*** Opening DATA IN THIS EXERCISE ***
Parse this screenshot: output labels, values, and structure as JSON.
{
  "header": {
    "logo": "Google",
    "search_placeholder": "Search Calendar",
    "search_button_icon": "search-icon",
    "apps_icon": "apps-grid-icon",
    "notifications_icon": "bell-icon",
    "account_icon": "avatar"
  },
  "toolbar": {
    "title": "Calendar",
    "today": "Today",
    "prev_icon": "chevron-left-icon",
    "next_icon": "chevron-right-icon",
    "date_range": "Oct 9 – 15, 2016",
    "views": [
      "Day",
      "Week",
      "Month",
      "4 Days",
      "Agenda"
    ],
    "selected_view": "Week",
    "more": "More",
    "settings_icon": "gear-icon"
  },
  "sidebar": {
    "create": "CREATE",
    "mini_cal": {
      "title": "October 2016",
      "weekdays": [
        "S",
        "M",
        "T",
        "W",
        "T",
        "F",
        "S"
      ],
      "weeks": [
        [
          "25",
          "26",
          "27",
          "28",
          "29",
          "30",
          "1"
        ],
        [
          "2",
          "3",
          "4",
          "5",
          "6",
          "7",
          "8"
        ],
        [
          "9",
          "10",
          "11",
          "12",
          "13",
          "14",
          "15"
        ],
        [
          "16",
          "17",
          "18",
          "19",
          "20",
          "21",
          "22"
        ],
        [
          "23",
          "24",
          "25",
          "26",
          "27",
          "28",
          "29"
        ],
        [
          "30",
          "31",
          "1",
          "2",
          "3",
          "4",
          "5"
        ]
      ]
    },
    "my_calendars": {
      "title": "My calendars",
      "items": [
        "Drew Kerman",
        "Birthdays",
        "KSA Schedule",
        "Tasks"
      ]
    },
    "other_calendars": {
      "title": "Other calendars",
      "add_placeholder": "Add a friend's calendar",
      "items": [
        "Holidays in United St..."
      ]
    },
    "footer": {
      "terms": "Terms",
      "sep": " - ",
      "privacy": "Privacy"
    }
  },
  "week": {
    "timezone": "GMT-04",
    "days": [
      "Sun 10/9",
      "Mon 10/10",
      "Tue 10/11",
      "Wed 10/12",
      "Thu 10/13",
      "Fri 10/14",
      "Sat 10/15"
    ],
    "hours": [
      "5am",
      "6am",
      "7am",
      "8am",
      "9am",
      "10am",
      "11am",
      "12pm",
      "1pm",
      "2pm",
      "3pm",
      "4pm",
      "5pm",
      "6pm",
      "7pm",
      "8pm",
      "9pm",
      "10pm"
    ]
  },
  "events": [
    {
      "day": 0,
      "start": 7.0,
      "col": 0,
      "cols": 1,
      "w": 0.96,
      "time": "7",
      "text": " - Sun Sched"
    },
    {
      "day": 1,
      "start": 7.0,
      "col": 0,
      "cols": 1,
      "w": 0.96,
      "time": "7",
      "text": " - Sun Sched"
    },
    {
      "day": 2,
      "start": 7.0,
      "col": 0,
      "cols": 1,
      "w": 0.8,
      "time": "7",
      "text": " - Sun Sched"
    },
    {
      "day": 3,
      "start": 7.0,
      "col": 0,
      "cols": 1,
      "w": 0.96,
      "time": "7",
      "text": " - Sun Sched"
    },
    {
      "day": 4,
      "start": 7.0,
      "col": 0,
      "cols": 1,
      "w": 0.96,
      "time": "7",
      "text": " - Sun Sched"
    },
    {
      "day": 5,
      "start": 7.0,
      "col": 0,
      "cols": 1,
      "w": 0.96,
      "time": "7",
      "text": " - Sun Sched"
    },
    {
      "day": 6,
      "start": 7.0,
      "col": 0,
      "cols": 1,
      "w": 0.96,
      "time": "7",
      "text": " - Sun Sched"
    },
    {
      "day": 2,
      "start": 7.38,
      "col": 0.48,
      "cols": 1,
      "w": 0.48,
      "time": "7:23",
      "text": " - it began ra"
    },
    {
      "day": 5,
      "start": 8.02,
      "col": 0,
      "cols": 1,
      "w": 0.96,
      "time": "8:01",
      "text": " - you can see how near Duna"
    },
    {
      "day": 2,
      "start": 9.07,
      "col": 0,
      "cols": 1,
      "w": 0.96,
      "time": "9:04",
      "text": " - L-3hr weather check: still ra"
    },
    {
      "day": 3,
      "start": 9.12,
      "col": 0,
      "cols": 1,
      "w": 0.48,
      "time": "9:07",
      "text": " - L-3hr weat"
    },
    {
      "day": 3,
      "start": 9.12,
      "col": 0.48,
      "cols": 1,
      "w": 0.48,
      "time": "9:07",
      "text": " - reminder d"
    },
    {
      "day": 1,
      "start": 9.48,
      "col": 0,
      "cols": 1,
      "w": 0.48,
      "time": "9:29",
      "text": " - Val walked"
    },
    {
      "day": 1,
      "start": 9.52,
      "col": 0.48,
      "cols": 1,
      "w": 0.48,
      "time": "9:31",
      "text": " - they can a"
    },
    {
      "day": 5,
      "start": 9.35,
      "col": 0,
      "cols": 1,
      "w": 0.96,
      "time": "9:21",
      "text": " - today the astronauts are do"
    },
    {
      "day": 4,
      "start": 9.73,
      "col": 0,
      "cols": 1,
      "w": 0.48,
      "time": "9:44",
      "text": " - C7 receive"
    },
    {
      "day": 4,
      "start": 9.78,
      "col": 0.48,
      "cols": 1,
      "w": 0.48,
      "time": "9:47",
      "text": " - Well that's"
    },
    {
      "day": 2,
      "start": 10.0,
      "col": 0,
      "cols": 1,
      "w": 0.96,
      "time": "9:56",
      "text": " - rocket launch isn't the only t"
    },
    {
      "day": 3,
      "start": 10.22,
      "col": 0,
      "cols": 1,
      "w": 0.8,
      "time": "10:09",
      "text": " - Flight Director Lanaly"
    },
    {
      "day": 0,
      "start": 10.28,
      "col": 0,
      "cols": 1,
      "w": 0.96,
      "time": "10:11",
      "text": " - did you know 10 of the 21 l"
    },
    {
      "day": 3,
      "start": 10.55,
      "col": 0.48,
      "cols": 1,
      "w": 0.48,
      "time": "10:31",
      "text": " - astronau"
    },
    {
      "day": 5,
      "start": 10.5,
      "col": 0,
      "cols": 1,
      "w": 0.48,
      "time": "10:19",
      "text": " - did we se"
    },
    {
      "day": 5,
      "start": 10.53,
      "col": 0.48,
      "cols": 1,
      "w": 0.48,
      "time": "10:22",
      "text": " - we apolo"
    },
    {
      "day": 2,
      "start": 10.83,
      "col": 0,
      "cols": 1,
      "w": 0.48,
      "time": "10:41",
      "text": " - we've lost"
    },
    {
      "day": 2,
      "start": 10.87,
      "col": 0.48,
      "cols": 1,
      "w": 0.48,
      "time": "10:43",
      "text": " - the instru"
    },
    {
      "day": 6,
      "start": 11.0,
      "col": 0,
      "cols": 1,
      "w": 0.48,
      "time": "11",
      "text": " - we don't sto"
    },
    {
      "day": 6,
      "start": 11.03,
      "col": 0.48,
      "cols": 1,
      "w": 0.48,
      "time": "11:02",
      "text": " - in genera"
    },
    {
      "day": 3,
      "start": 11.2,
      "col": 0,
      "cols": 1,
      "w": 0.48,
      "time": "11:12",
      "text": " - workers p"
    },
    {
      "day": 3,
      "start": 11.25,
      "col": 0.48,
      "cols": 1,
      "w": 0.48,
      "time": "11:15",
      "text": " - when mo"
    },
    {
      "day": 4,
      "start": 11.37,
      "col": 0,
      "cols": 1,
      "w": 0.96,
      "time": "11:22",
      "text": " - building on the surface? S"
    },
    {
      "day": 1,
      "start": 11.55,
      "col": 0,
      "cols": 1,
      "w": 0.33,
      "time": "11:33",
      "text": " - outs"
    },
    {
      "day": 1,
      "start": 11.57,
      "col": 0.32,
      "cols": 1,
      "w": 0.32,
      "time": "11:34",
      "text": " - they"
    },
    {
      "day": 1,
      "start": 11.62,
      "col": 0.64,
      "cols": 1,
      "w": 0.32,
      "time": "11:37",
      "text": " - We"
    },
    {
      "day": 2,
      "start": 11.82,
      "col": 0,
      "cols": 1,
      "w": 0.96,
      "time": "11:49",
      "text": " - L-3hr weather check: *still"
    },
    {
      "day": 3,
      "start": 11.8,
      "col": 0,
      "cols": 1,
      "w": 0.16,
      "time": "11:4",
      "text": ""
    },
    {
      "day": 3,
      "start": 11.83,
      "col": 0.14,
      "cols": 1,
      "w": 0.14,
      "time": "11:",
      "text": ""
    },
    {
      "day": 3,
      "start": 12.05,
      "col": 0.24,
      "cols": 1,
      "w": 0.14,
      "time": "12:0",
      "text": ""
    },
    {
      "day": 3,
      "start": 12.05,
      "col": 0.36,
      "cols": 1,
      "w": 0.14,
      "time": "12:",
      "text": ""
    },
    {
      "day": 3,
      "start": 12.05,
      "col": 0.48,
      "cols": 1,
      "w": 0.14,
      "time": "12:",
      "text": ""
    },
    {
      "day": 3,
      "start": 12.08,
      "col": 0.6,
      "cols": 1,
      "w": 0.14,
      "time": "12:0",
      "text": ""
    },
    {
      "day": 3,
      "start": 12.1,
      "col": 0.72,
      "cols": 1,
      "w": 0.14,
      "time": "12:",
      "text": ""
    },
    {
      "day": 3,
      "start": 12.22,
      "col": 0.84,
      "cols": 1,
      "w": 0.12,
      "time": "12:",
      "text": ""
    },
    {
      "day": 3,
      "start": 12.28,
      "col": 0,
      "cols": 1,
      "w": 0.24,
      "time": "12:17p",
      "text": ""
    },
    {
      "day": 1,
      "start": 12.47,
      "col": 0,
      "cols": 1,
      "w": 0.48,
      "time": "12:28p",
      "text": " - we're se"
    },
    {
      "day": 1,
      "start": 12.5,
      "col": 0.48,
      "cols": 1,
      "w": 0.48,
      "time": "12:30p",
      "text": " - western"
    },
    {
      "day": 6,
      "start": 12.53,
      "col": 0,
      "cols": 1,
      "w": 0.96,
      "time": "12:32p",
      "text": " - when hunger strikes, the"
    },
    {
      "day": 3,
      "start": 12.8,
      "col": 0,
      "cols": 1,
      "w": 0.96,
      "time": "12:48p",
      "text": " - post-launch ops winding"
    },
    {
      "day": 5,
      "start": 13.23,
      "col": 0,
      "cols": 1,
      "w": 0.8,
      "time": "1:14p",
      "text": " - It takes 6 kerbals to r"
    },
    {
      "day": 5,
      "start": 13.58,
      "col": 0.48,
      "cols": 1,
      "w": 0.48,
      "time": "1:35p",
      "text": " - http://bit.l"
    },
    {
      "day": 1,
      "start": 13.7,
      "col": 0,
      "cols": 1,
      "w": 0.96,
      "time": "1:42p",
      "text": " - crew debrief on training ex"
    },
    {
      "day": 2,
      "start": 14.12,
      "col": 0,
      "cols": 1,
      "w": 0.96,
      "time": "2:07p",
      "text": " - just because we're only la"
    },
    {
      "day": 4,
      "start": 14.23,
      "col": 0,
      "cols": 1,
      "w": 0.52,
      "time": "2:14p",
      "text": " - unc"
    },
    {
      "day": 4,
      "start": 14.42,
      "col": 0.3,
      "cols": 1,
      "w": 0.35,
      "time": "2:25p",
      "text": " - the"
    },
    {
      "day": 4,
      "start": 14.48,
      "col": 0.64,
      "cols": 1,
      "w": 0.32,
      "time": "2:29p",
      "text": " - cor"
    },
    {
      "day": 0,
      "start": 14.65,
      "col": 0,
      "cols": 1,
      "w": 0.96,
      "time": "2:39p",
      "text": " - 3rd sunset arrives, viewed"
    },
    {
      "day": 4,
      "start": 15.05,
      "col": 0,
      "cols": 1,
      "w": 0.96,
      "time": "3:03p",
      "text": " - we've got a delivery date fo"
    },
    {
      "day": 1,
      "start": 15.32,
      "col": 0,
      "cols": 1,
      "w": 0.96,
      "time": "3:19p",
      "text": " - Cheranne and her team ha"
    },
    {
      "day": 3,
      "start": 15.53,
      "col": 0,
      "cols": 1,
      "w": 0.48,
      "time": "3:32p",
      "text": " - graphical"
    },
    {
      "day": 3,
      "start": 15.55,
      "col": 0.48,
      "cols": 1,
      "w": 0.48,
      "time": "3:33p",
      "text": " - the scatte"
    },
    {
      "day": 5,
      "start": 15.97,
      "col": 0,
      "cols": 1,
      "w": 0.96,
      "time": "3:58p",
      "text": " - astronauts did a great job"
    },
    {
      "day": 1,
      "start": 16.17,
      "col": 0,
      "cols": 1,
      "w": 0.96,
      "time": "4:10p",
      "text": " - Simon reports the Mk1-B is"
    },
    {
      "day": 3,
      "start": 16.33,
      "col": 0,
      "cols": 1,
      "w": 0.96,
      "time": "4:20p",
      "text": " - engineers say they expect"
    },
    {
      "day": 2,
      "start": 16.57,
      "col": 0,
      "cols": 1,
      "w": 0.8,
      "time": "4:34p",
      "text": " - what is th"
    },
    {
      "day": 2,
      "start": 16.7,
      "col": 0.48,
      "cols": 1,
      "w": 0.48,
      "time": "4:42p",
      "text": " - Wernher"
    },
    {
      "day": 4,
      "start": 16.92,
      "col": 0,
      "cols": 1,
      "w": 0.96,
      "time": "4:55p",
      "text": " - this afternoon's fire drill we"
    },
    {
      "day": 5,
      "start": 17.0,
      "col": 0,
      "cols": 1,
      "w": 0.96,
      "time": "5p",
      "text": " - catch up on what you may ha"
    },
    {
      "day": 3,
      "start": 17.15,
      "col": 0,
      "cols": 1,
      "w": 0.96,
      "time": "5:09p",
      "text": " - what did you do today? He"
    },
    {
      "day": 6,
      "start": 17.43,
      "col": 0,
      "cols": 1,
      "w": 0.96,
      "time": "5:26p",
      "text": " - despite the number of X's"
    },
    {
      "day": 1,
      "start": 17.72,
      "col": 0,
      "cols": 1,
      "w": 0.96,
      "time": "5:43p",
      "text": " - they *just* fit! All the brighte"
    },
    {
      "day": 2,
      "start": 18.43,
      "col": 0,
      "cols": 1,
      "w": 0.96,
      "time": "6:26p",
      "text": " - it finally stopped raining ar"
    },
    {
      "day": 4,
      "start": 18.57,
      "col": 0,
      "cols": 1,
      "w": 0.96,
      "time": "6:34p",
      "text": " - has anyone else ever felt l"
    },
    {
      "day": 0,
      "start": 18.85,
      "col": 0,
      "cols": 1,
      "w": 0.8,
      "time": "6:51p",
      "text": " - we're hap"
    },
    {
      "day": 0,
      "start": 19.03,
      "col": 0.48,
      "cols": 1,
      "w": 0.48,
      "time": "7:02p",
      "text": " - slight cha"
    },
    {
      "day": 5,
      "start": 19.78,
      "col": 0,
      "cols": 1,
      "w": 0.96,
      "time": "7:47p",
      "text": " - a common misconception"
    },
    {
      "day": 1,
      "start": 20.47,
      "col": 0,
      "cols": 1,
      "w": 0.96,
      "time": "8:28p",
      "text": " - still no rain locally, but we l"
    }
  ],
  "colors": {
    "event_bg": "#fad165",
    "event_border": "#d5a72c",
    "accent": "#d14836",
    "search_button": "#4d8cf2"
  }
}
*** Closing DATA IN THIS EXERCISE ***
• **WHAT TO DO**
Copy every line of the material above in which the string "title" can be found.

• **TASK ANSWER**
    "title": "Calendar",
      "title": "October 2016",
      "title": "My calendars",
      "title": "Other calendars",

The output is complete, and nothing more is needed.